Citation: Zhang G, Leclerc MY, Singh N, Tubbs RS and Montfort WS (2023) Influence of planting pattern on peanut ecosystem daytime net carbon uptake, evapotranspiration, and water-use efficiency using the eddy-covariance method. Front. Agron. 5:1204887. doi: 10.3389/fagro.2023.1204887
Received: 12 April 2023; Accepted: 18 May 2023;
Published: 15 June 2023.
Edited by:Pratap Bhattacharyya, ICAR-NRRI, India
Reviewed by:Abhishek Chakraborty, Indian Space Research Organisation, India
Dhananjay Barman, Indian Council of Agricultural Research, India

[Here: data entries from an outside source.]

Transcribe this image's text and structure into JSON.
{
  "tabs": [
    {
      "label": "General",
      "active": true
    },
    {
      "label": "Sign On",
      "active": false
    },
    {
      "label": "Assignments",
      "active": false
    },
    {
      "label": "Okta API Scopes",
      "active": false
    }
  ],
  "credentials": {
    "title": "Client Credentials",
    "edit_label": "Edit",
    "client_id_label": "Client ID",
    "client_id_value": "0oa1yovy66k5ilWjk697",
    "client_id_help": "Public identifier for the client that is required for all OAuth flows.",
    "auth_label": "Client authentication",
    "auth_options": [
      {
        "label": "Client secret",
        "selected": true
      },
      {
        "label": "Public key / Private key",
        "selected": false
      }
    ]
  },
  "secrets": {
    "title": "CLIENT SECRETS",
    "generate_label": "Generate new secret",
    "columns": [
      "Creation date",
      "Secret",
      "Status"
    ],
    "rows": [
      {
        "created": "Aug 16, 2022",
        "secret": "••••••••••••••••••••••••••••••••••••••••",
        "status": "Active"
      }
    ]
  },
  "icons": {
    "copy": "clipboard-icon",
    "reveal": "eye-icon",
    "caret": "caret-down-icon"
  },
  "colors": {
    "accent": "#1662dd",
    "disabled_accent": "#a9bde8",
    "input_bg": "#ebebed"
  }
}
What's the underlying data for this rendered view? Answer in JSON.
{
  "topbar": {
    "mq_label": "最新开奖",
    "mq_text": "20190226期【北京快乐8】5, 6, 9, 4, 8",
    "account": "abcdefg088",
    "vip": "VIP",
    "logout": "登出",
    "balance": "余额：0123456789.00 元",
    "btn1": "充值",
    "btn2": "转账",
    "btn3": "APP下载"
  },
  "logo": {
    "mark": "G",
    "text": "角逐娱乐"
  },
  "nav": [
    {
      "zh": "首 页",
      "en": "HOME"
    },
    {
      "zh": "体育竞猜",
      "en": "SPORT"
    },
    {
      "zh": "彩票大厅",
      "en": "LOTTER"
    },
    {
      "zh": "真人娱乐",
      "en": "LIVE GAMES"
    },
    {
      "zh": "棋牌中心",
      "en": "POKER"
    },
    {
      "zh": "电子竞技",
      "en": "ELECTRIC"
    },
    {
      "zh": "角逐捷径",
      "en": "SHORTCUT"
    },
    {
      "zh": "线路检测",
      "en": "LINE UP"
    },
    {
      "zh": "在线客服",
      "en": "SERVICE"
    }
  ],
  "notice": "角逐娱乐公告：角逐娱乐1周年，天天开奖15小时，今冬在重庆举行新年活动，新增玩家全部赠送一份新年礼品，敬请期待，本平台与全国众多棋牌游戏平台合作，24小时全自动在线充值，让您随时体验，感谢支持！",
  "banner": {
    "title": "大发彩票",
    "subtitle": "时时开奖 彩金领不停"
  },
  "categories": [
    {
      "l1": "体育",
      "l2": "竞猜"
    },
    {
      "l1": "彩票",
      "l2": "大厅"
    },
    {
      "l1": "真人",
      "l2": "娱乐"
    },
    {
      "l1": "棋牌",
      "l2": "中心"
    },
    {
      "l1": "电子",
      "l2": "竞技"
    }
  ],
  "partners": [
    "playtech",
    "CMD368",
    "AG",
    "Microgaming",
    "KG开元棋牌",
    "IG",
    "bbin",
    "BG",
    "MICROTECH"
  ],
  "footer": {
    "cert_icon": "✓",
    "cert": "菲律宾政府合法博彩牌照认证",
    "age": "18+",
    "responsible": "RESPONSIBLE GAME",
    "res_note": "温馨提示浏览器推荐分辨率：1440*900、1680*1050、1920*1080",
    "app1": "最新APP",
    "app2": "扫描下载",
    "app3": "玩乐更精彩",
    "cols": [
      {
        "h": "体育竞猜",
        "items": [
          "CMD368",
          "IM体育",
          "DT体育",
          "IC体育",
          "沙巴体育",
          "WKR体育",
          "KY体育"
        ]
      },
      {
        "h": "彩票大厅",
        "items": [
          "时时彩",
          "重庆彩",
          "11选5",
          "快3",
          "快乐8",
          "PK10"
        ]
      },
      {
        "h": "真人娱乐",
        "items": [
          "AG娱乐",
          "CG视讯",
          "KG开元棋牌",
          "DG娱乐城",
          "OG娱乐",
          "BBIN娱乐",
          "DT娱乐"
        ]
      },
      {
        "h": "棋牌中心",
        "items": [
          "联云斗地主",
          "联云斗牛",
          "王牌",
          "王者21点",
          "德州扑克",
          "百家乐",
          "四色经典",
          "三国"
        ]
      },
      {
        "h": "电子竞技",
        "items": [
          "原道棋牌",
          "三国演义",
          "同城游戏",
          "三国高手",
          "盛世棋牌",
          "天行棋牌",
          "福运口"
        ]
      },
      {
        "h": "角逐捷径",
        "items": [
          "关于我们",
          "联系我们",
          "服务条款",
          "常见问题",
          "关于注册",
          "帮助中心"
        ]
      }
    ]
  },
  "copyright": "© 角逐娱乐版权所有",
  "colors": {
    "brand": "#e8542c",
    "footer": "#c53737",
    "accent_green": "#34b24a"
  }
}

Copyright © 2023 Zhang, Leclerc, Singh, Tubbs and Montfort. This is an open-access article distributed under the terms of the Creative Commons Attribution License (CC BY). The use, distribution or reproduction in other forums is permitted, provided the original author(s) and the copyright owner(s) are credited and that the original publication in this journal is cited, in accordance with accepted academic practice. No use, distribution or reproduction is permitted which does not comply with these terms.
*Correspondence: Gengsheng Zhang, email@example.com